* Assigned task:
Write out each record below exactly, without pictures.

┄┄┄┄┄┄┄┄┄┄┄┄┄┄┄┄┄┄┄┄

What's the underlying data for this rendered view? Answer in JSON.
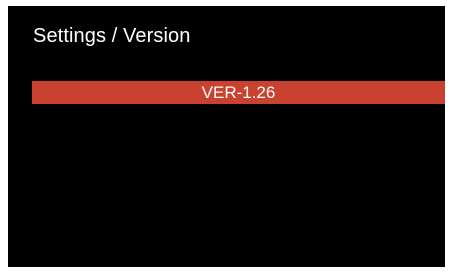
{
  "header": {
    "title": "Settings / Version"
  },
  "menu": {
    "selected_item": "VER-1.26"
  },
  "colors": {
    "background": "#000000",
    "text": "#ffffff",
    "highlight": "#c8422f"
  }
}
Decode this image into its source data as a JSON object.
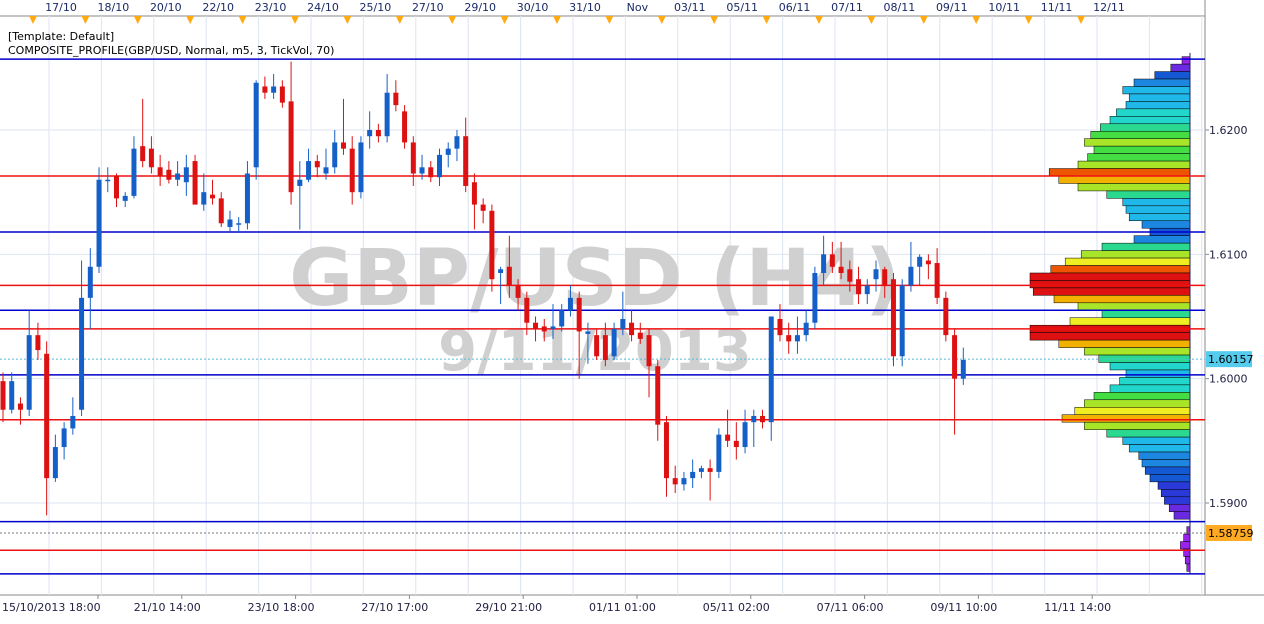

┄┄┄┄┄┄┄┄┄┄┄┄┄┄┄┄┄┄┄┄

* Response to the exercise:
What's the underlying data for this rendered view? Answer in JSON.
{
  "header": {
    "title": "Settings / Version"
  },
  "menu": {
    "selected_item": "VER-1.26"
  },
  "colors": {
    "background": "#000000",
    "text": "#ffffff",
    "highlight": "#c8422f"
  }
}
Decode this image into its source data as a JSON object.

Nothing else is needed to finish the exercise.